Task description
Your response should be the complete set of records, reproduced exactly.

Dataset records
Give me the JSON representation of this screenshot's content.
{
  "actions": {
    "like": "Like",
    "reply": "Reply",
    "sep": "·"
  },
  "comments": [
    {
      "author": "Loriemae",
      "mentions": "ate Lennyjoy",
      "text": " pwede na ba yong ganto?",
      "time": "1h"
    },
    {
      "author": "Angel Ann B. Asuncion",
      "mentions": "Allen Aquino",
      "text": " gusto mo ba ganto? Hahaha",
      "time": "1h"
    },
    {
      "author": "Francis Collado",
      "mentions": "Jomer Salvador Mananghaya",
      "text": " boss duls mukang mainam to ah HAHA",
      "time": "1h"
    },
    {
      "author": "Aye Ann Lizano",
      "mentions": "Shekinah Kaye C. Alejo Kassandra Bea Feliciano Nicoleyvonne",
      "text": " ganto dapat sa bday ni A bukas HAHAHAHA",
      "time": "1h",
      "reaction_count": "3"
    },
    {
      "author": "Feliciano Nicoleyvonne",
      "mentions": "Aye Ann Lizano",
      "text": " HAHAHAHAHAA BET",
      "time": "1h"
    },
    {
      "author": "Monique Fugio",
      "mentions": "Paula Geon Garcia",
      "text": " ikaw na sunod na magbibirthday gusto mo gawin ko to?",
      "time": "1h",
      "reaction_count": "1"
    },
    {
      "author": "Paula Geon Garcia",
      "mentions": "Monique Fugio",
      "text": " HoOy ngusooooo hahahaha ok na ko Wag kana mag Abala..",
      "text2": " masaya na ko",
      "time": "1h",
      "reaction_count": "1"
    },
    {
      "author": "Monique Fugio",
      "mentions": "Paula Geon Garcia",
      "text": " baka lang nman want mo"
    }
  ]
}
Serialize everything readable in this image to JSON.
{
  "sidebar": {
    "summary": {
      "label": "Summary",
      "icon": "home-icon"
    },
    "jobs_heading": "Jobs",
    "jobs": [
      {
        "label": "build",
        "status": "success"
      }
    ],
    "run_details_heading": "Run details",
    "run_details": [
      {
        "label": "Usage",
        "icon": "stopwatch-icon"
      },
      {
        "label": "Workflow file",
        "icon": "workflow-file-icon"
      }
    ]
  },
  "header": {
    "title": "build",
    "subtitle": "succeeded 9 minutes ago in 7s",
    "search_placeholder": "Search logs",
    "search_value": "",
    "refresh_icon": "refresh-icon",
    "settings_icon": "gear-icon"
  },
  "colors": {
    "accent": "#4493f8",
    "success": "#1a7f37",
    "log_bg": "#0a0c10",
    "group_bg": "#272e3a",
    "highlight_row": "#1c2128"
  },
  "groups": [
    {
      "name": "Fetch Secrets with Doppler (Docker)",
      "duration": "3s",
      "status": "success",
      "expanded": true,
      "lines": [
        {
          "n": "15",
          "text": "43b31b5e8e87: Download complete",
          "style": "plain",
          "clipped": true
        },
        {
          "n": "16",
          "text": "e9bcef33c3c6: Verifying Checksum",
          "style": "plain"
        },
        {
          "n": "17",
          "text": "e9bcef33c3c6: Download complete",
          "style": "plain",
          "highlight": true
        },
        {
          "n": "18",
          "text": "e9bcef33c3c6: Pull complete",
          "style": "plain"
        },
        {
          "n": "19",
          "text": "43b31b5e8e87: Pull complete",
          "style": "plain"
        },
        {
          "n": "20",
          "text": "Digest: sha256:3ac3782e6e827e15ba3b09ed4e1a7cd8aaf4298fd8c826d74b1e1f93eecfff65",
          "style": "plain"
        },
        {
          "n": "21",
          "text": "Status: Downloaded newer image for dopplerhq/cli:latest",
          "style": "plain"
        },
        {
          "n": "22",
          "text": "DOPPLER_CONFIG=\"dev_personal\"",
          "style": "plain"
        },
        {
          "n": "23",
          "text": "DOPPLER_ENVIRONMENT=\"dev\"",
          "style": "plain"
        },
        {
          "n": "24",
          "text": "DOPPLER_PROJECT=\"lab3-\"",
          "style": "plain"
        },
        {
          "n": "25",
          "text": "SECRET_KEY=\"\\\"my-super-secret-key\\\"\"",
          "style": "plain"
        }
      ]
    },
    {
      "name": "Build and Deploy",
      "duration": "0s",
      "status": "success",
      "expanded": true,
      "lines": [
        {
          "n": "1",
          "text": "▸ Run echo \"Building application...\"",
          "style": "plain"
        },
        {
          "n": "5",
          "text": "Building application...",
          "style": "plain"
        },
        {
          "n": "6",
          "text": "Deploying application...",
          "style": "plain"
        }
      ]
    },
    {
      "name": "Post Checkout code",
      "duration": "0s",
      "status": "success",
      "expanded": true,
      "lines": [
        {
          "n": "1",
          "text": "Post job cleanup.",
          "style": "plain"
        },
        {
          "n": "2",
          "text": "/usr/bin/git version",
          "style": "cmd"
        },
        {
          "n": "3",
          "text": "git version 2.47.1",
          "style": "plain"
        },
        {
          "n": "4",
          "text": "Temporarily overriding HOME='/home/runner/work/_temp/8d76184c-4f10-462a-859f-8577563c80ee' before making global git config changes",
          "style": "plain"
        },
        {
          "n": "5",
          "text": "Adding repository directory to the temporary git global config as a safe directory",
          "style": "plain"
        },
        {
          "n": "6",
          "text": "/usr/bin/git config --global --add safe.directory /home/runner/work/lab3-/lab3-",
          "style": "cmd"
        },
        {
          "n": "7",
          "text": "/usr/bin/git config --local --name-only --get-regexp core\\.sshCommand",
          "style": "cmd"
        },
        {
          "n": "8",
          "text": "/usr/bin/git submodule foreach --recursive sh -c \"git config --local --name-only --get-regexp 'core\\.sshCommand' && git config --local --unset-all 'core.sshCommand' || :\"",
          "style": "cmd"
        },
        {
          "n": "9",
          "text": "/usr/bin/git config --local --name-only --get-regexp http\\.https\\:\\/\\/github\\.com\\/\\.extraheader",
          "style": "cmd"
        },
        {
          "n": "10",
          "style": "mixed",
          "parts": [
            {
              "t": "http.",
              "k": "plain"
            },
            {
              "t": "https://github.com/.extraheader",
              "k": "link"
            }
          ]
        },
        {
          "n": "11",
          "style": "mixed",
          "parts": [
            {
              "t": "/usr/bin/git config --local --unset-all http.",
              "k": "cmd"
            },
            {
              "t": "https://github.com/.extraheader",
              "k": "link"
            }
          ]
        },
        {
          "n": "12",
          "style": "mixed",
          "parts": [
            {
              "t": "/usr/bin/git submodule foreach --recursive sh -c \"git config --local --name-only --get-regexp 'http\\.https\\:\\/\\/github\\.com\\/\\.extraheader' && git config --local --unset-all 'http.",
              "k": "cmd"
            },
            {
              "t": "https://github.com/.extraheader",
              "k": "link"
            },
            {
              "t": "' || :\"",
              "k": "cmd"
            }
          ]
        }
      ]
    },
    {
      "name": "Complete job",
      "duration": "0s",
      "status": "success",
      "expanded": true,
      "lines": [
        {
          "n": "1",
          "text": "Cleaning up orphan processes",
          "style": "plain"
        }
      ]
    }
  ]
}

Reply to the task
Give me the JSON representation of this screenshot's content.
{
  "actions": {
    "like": "Like",
    "reply": "Reply",
    "sep": "·"
  },
  "comments": [
    {
      "author": "Loriemae",
      "mentions": "ate Lennyjoy",
      "text": " pwede na ba yong ganto?",
      "time": "1h"
    },
    {
      "author": "Angel Ann B. Asuncion",
      "mentions": "Allen Aquino",
      "text": " gusto mo ba ganto? Hahaha",
      "time": "1h"
    },
    {
      "author": "Francis Collado",
      "mentions": "Jomer Salvador Mananghaya",
      "text": " boss duls mukang mainam to ah HAHA",
      "time": "1h"
    },
    {
      "author": "Aye Ann Lizano",
      "mentions": "Shekinah Kaye C. Alejo Kassandra Bea Feliciano Nicoleyvonne",
      "text": " ganto dapat sa bday ni A bukas HAHAHAHA",
      "time": "1h",
      "reaction_count": "3"
    },
    {
      "author": "Feliciano Nicoleyvonne",
      "mentions": "Aye Ann Lizano",
      "text": " HAHAHAHAHAA BET",
      "time": "1h"
    },
    {
      "author": "Monique Fugio",
      "mentions": "Paula Geon Garcia",
      "text": " ikaw na sunod na magbibirthday gusto mo gawin ko to?",
      "time": "1h",
      "reaction_count": "1"
    },
    {
      "author": "Paula Geon Garcia",
      "mentions": "Monique Fugio",
      "text": " HoOy ngusooooo hahahaha ok na ko Wag kana mag Abala..",
      "text2": " masaya na ko",
      "time": "1h",
      "reaction_count": "1"
    },
    {
      "author": "Monique Fugio",
      "mentions": "Paula Geon Garcia",
      "text": " baka lang nman want mo"
    }
  ]
}
Serialize everything readable in this image to JSON.
{
  "sidebar": {
    "summary": {
      "label": "Summary",
      "icon": "home-icon"
    },
    "jobs_heading": "Jobs",
    "jobs": [
      {
        "label": "build",
        "status": "success"
      }
    ],
    "run_details_heading": "Run details",
    "run_details": [
      {
        "label": "Usage",
        "icon": "stopwatch-icon"
      },
      {
        "label": "Workflow file",
        "icon": "workflow-file-icon"
      }
    ]
  },
  "header": {
    "title": "build",
    "subtitle": "succeeded 9 minutes ago in 7s",
    "search_placeholder": "Search logs",
    "search_value": "",
    "refresh_icon": "refresh-icon",
    "settings_icon": "gear-icon"
  },
  "colors": {
    "accent": "#4493f8",
    "success": "#1a7f37",
    "log_bg": "#0a0c10",
    "group_bg": "#272e3a",
    "highlight_row": "#1c2128"
  },
  "groups": [
    {
      "name": "Fetch Secrets with Doppler (Docker)",
      "duration": "3s",
      "status": "success",
      "expanded": true,
      "lines": [
        {
          "n": "15",
          "text": "43b31b5e8e87: Download complete",
          "style": "plain",
          "clipped": true
        },
        {
          "n": "16",
          "text": "e9bcef33c3c6: Verifying Checksum",
          "style": "plain"
        },
        {
          "n": "17",
          "text": "e9bcef33c3c6: Download complete",
          "style": "plain",
          "highlight": true
        },
        {
          "n": "18",
          "text": "e9bcef33c3c6: Pull complete",
          "style": "plain"
        },
        {
          "n": "19",
          "text": "43b31b5e8e87: Pull complete",
          "style": "plain"
        },
        {
          "n": "20",
          "text": "Digest: sha256:3ac3782e6e827e15ba3b09ed4e1a7cd8aaf4298fd8c826d74b1e1f93eecfff65",
          "style": "plain"
        },
        {
          "n": "21",
          "text": "Status: Downloaded newer image for dopplerhq/cli:latest",
          "style": "plain"
        },
        {
          "n": "22",
          "text": "DOPPLER_CONFIG=\"dev_personal\"",
          "style": "plain"
        },
        {
          "n": "23",
          "text": "DOPPLER_ENVIRONMENT=\"dev\"",
          "style": "plain"
        },
        {
          "n": "24",
          "text": "DOPPLER_PROJECT=\"lab3-\"",
          "style": "plain"
        },
        {
          "n": "25",
          "text": "SECRET_KEY=\"\\\"my-super-secret-key\\\"\"",
          "style": "plain"
        }
      ]
    },
    {
      "name": "Build and Deploy",
      "duration": "0s",
      "status": "success",
      "expanded": true,
      "lines": [
        {
          "n": "1",
          "text": "▸ Run echo \"Building application...\"",
          "style": "plain"
        },
        {
          "n": "5",
          "text": "Building application...",
          "style": "plain"
        },
        {
          "n": "6",
          "text": "Deploying application...",
          "style": "plain"
        }
      ]
    },
    {
      "name": "Post Checkout code",
      "duration": "0s",
      "status": "success",
      "expanded": true,
      "lines": [
        {
          "n": "1",
          "text": "Post job cleanup.",
          "style": "plain"
        },
        {
          "n": "2",
          "text": "/usr/bin/git version",
          "style": "cmd"
        },
        {
          "n": "3",
          "text": "git version 2.47.1",
          "style": "plain"
        },
        {
          "n": "4",
          "text": "Temporarily overriding HOME='/home/runner/work/_temp/8d76184c-4f10-462a-859f-8577563c80ee' before making global git config changes",
          "style": "plain"
        },
        {
          "n": "5",
          "text": "Adding repository directory to the temporary git global config as a safe directory",
          "style": "plain"
        },
        {
          "n": "6",
          "text": "/usr/bin/git config --global --add safe.directory /home/runner/work/lab3-/lab3-",
          "style": "cmd"
        },
        {
          "n": "7",
          "text": "/usr/bin/git config --local --name-only --get-regexp core\\.sshCommand",
          "style": "cmd"
        },
        {
          "n": "8",
          "text": "/usr/bin/git submodule foreach --recursive sh -c \"git config --local --name-only --get-regexp 'core\\.sshCommand' && git config --local --unset-all 'core.sshCommand' || :\"",
          "style": "cmd"
        },
        {
          "n": "9",
          "text": "/usr/bin/git config --local --name-only --get-regexp http\\.https\\:\\/\\/github\\.com\\/\\.extraheader",
          "style": "cmd"
        },
        {
          "n": "10",
          "style": "mixed",
          "parts": [
            {
              "t": "http.",
              "k": "plain"
            },
            {
              "t": "https://github.com/.extraheader",
              "k": "link"
            }
          ]
        },
        {
          "n": "11",
          "style": "mixed",
          "parts": [
            {
              "t": "/usr/bin/git config --local --unset-all http.",
              "k": "cmd"
            },
            {
              "t": "https://github.com/.extraheader",
              "k": "link"
            }
          ]
        },
        {
          "n": "12",
          "style": "mixed",
          "parts": [
            {
              "t": "/usr/bin/git submodule foreach --recursive sh -c \"git config --local --name-only --get-regexp 'http\\.https\\:\\/\\/github\\.com\\/\\.extraheader' && git config --local --unset-all 'http.",
              "k": "cmd"
            },
            {
              "t": "https://github.com/.extraheader",
              "k": "link"
            },
            {
              "t": "' || :\"",
              "k": "cmd"
            }
          ]
        }
      ]
    },
    {
      "name": "Complete job",
      "duration": "0s",
      "status": "success",
      "expanded": true,
      "lines": [
        {
          "n": "1",
          "text": "Cleaning up orphan processes",
          "style": "plain"
        }
      ]
    }
  ]
}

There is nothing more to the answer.